Comment 8 Jerome Leclanche 2016-05-18 14:59:13 UTC
(In reply to Tanu Kaskinen from comment #7) > Jerome, how are you observing the large latency? If it's unsynchronized > audio and video, what video player are you using? > > If the problem isn't in the kernel, the latency reports from pulseaudio to > the video player should be relatively accurate regardless of whether > pulseaudio drops audio or not, which should allow the video player to do the > synchronization correctly. Either there's some problem in pulseaudio's > latency reporting, or the video player doesn't do the AV syncing properly. It's desynced audio/video in all apps. Can be seen in games (playing on Wine), movies/music (playing with mpv or in the browser), etc. The latency is consistent across all apps.
Comment 9 Tanu Kaskinen 2016-05-18 15:41:21 UTC
(In reply to Jerome Leclanche from comment #8) > It's desynced audio/video in all apps. Can be seen in games (playing on > Wine), movies/music (playing with mpv or in the browser), etc. The latency > is consistent across all apps. You mention movies/music. How do you notice with music? If you run "mpv some_music_file.ogg", does it take unusually long to start or pause? Do you notice a long startup delay even with "paplay /usr/share/sounds/alsa/Front_Center.wav"? (Make sure the sink isn't suspended when testing, because the suspended -> running transition may take some time that is not interesting.) The original reporter mentioned latencies up to 2 seconds, do you experience equally excessive latencies? If this really happens with *all* applications, then I request that you check the volume change delay again, because starting a new stream (e.g. the paplay test) should have similar delay as a volume change. If they are different, then that's really weird. Note that the volume change has to be done through pulseaudio. If you change the volume via a hardware button on the bluetooth speakers or headset, that's a different volume than what pulseaudio controls (when talking about a2dp).

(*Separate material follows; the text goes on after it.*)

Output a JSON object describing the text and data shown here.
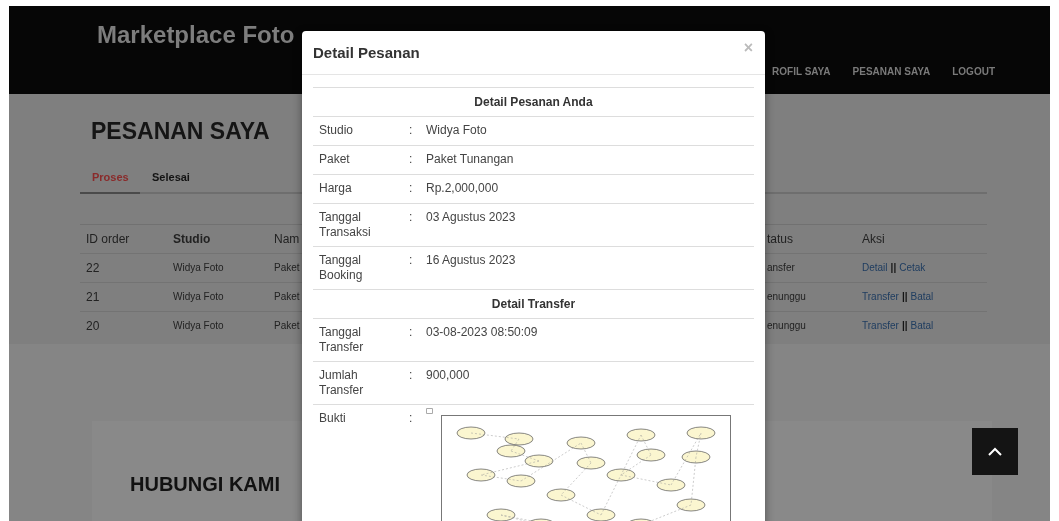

Comment 10 Mr Bump 2016-05-18 15:41:39 UTC
@Jerome: Volume changes are delayed too.
Comment 11 Mr Bump 2016-05-18 15:43:16 UTC

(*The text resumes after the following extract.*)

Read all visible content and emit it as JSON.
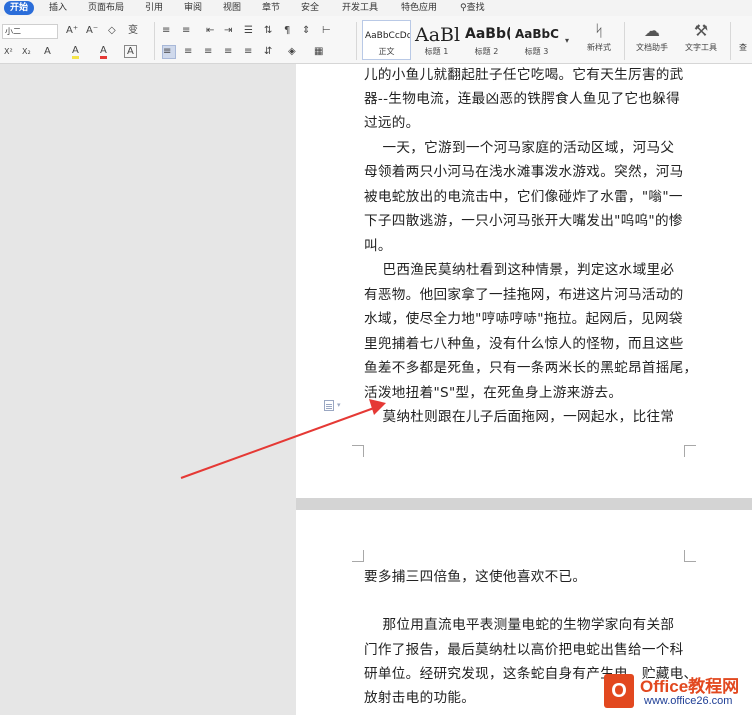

@Tanu: Yes, everything is delayed. Even starting music. Or somebody walks in and wants to speak with me and it may take 2-3 seconds to mute/pause/stop music in some cases.

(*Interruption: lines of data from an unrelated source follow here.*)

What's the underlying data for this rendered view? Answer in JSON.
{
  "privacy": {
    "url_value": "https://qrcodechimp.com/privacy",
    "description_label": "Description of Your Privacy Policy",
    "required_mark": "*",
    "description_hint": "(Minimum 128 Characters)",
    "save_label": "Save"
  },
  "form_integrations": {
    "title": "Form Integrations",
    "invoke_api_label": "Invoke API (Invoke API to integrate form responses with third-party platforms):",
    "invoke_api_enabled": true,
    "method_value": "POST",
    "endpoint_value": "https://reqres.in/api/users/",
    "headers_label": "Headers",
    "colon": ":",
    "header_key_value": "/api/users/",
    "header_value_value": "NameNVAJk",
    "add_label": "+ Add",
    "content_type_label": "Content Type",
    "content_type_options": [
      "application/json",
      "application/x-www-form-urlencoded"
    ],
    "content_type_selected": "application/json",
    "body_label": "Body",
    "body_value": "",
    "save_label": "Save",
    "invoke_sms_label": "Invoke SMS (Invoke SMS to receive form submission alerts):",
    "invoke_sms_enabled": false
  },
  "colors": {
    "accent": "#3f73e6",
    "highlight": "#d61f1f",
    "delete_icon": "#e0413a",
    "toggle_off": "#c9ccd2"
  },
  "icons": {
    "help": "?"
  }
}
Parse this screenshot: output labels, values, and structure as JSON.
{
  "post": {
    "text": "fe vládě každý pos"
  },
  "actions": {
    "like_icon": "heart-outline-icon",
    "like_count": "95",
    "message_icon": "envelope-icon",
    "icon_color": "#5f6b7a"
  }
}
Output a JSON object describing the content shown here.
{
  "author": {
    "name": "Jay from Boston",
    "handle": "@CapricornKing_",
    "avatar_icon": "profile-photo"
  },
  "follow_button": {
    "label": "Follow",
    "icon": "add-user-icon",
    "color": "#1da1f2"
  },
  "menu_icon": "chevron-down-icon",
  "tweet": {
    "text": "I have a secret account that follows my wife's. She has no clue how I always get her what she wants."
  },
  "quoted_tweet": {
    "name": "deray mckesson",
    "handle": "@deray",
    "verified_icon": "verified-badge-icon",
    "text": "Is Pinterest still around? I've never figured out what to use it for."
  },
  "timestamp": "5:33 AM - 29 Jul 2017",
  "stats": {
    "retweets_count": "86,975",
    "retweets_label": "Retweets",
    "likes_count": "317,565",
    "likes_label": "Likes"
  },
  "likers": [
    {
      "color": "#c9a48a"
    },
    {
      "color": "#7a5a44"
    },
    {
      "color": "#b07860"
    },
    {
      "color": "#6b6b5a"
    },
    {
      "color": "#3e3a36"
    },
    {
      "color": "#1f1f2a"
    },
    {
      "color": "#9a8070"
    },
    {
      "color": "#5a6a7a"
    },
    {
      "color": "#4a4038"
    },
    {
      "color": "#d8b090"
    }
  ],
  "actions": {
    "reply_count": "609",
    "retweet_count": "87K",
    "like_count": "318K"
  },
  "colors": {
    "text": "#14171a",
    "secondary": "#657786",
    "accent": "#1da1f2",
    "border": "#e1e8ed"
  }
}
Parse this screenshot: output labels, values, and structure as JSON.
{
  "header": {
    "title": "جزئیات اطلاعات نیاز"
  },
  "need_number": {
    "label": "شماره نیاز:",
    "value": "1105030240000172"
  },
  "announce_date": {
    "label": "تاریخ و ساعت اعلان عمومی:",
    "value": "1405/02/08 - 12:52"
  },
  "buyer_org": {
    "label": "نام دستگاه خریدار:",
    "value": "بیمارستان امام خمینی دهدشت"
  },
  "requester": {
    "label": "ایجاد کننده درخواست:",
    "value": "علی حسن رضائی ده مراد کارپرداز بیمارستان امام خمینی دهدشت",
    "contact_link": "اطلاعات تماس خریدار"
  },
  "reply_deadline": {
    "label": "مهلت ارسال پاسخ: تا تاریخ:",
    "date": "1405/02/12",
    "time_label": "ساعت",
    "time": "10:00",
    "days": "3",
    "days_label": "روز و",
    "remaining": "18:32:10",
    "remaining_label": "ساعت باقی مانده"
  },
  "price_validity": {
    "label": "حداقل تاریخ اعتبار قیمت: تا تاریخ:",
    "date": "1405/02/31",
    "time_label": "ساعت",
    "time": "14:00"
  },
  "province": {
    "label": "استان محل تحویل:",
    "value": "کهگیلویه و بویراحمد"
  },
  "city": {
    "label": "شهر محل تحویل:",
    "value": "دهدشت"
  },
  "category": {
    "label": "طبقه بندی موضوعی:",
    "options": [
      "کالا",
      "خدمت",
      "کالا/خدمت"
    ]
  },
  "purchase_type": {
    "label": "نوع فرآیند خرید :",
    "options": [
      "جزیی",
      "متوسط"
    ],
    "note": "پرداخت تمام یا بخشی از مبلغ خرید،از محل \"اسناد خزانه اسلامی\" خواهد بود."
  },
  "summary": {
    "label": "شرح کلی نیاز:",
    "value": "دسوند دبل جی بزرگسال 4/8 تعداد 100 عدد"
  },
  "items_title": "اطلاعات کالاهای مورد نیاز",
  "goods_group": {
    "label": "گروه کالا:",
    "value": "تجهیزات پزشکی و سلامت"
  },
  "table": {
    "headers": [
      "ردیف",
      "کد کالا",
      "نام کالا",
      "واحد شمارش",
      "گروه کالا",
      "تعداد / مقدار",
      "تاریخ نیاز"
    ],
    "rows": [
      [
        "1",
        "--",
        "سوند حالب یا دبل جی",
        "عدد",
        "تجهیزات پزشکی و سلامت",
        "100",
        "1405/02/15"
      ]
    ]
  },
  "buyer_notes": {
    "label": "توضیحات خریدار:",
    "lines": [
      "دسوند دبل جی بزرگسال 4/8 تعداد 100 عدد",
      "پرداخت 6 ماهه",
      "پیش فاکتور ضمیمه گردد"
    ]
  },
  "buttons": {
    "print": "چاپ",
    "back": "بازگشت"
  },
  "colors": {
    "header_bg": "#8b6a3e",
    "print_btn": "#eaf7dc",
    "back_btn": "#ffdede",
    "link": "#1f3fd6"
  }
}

Comment 12 Jerome Leclanche 2016-05-18 15:44:14 UTC
(In reply to Mr Bump from comment #10) > @Jerome: Volume changes are delayed too. Yeah maybe I'm misremembering, I would have to test it again. Note that with the parrot zik there's two possible sources of volume change: from pulse, and internal to the headset. I believe at least one of the two is immediate. But yes, it definitely happens across the entire system. Pings from skype are delayed, pausing/resuming music is delayed, etc.
Comment 13 Mr Bump 2016-06-08 17:49:25 UTC
I've just found partial workaround. Latency could be instantly fixed by executing this command: pasuspender true
Comment 14 Mr Bump 2016-06-11 16:31:53 UTC
Another strange thing is that when i listen to music or whatewer using BT speakers and i turn on BT mouse (cheap logitech) it automatically pairs and works perfectly as one would suppose it should. However when later i turn the mouse off it completely screws the sound. Like there are several hiccups/interrupts in sound until it dissapears completely leaving the video stuck. After few seconds it comes up again, however with very big latency identical to issues described on this page. So i have to fix it again using "pasuspender true" after disconnecting the mouse. I am not sure, if this is directly caused by pulseaudio, however i think that pulseaudio should flush the output buffer and start again if something went wrong with BT layer.